He did not agree with the suggestion that the American people had supported US attacks on Afghanistan, or that the results of the opinion polls in this regard were reflective of their thinking. In fact, he said, the response by the American people depended on the questions put to them. If they were asked whether action should be taken against the perpetrators of the Sept 11 attacks on the World Trade Center and the Pentagon, their response would be in the affirmative. But if they were asked whether innocent people should be targeted, their answer would be quite different. When a questioner tried to support the US action against a ‘repressive’ regime in Afghanistan, Prof Chomsky said it was not for America to take action against repressive regimes. He said the governments of India and Pakistan were “highly repressive” but this did not mean that they should be destroyed.

In his opinion the US system was most fundamentalist in the world, more fundamentalist than even that of Iran. He said a fundamentalist system could be possible even in a democracy.

Answering a question, the American dissident said that going by the definition of terrorism, the US itself was a terrorist state.

He did not agree with the suggestion that American people were supporting what their government was doing in Afghanistan. He said the media was not portraying the entire picture because of which people were not fully aware of the ground situation. He recalled a UN agency’s request that US should withdraw the threat of bombing of Afghanistan as it was obstructing humanitarian assistance in that country and creating danger for starvation of millions of people there. But, he regretted, it was ignored by the media. The paper which carried the report made only a passing remark at the tail of some other story.

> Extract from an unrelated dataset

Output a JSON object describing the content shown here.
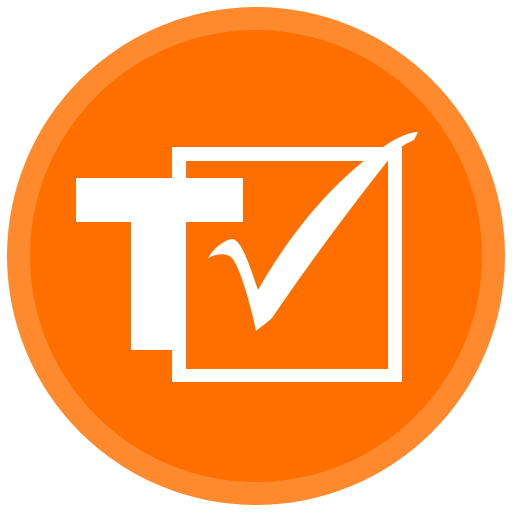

In reply to a question about the US establishment’s assertion that after Afghanistan they would target more countries, Iraq being one of them, Prof Chomsky said the US had said at the outset that they would go after everyone, every defenceless.

He said the US would not touch countries where its own interests were hurt. Oil-rich Saudi Arabia, he added, was one example.

He pointed out that statements by Osama bin Laden and President Bush and Prime Minister Blair were identical, although both sides interpreted them differently. While Osama said he would use force to drive aggressors out of Afghanistan, Bush and Blair meant that they would drive such people from the world.

Prof Chomsky said the US was pressing Afghanistan to “hand over” Osama and not “extradite” him as in the latter case the US would have required the Security Council’s sanction.

He said it was strange that war against terrorism was being led by a country which was condemned by the world for terrorism.

Referring to American plans for militarization of space, he said no other country was in race with the US and it alone was its competitor.

He was critical of the US support to Israel, saying when an Israeli helicopter killed somebody, it should be taken as an American helicopter because the Jewish state did not manufacture helicopters.

Prof Chomsky paid glowing tributes to Dr Eqbal Ahmad, saying he never wavered from his cause despite reversals and always supported good neighbourly relations between Pakistan and India. He also wanted an end to religious and secular fanaticism in the two states.

The race for nuclear arms between the two countries and cycle of repression was yet another matter of serious concern for Dr Eqbal, Prof Chomsky said.

The lecture was organized by The Friday Times and Eqbal Ahmad Foundation. This was the fourth lecture of the series and the next year’s guest speaker will be Prof Edward Said.

Dr Pervaiz Hoodbhoy, Najam Sethi and Jugnu Mohsin also spoke.

Ministers, politicians, diplomats, etc., attended the lecture and the proceedings were also relayed to a hall in Karachi.